He probably would have to wait forever.
No. He would have to take matters into his own hands. And whyever should he not?
Yes, it was time to act.
Draco focused on the mop of black hair across the Great Hall.
He was sick of waiting.
He got up, marched over to the Gryffindor table and grabbed Potter by his robes. Without waiting for his reaction, Draco started dragging him out of his seat.
There was a yelp and shouts of protest, but Draco didn’t care.
He was so sick of waiting.
“Malfoy, what are you doing?” Potter shouted, shoving at Draco’s hands.
Draco ignored him and dragged him out of the Great Hall.
He could hear Weasley and Granger shout something at him. He heard footsteps behind him, indicating that several people were following him. Potter was still trying to get out of his grip.
Draco had wanted to find a more secluded place to do what he wanted to do next, but when the shouts behind him only got louder, he turned around and glared at them.
“You want to watch? FINE! I don’t even care anymore!”
He tightened his grip on Potter’s robes as he pulled him towards him forcefully.
Because he was so tired of waiting.
His mouth crashed with Potter’s and suddenly everything went silent.
Draco had thought it would be rougher, that Potter would try to fight him more. Apparently he was just shocked. He stiffened as Draco moved his lips against the other boy’s. He buried his hands in his hair like he had dreamed of so many times.
He had waited for this so long. This was it.
Or was it?
Draco suddenly noticed Potter moving and braced himself to be pushed away at any second. Instead, tentative fingers curled around his hips to pull him closer.

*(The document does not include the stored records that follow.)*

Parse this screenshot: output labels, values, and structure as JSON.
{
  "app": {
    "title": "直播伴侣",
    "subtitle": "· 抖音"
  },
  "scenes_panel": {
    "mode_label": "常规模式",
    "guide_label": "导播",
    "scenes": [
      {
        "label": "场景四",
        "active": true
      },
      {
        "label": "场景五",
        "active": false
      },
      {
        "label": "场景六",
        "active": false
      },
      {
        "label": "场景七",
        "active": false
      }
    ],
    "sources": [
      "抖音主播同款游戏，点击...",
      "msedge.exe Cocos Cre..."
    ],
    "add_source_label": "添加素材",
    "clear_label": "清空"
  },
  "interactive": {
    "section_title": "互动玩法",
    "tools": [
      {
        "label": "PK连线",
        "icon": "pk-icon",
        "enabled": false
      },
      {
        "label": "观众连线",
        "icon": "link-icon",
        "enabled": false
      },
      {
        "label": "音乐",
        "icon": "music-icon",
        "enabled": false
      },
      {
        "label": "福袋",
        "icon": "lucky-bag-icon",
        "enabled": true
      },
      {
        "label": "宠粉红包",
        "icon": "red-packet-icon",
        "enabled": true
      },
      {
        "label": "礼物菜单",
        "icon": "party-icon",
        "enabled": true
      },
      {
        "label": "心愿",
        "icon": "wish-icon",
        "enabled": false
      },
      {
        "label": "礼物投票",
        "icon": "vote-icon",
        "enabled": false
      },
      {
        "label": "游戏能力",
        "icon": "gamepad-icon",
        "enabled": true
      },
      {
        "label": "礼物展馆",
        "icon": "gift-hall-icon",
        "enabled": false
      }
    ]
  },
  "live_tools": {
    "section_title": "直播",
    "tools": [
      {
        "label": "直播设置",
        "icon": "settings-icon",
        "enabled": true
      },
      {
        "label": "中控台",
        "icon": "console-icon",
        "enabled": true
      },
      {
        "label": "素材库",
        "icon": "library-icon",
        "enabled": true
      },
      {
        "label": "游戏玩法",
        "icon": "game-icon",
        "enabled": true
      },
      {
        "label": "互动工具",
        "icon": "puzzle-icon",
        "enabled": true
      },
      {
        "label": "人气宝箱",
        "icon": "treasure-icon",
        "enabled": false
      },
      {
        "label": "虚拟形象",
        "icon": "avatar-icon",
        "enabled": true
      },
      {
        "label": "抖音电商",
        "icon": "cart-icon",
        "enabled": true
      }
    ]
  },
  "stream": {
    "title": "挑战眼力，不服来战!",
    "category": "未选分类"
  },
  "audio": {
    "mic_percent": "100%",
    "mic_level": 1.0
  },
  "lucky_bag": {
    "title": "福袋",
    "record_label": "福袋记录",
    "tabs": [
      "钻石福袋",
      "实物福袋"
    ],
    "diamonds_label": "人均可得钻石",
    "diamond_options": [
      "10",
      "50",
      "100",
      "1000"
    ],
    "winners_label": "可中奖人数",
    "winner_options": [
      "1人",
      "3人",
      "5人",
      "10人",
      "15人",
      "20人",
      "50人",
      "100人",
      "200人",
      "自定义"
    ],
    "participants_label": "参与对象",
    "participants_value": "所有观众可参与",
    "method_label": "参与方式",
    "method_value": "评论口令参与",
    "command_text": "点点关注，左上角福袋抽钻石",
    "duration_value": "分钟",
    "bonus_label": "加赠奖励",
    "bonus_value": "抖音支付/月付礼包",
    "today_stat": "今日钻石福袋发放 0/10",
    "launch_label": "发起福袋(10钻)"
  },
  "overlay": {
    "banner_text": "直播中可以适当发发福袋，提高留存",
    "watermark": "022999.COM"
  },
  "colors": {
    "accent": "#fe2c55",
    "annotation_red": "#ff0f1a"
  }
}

Draco was sure there were gasps and murmuring, but he didn’t hear any of it.
His whole mind, his whole body was so consumed by Potter. Potter, who was kissing him back.
Yes. This was what he had been waiting for all this time.

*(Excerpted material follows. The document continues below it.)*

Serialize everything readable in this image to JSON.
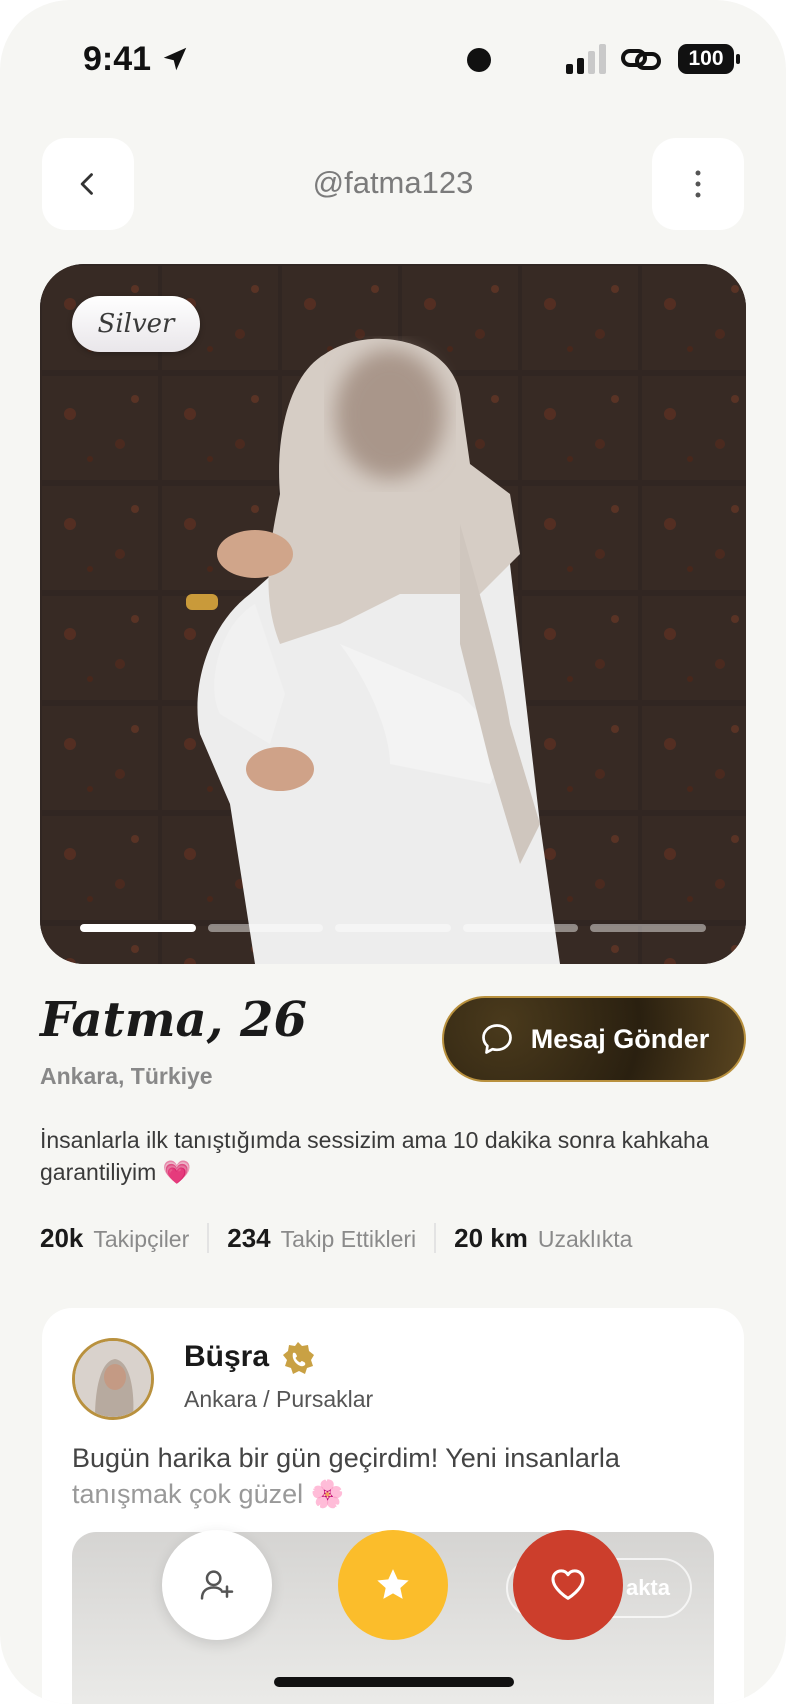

BBC Music today announce Harry Styles At The BBC - a world-exclusive hour-long entertainment show hosted by Radio 1 DJ Nick Grimshaw - to be broadcast on BBC One this autumn.
Harry, who earlier this year began his career as a solo artist when he premiered his debut single Sign Of The Times on The Radio 1 Breakfast Show with Nick Grimshaw, will perform tracks from his self-titled number one debut album - as well as talking to friend Nick about his career and life to date, being a solo artist and the start of his acting career.
The one-off 60-minute special from BBC Studios, filmed in front of a live studio audience in Manchester, will be broadcast on BBC One in November and will include songs Harry has never previously performed for a TV audience.
The recording will take place in Manchester on 30 August. Registration to apply for tickets to be in the audience is open from 10am on 21 August until 11.55pm on 22 August – please see the Shows & Tours website for further details.
Nick Grimshaw says: “Harry is a great performer and full of so many wonderful stories about his extraordinary career, which he’ll be sharing with us, I can’t wait for this show!”
Bob Shennan, Director of BBC Radio and Music says: “BBC Music is committed to supporting a range of new and established acts, and I’m very happy that we’re able to bring Harry to BBC One this autumn for such a unique show.”
Guy Freeman, Editor, Special Events and Formats, BBC Studios says: “These shows are all about creating a world in which superstars like Harry feel incredibly comfortable and alongside their brilliant, live performances, can simply have fun and enjoy revealing more of themselves to viewers than is ever normally possible.”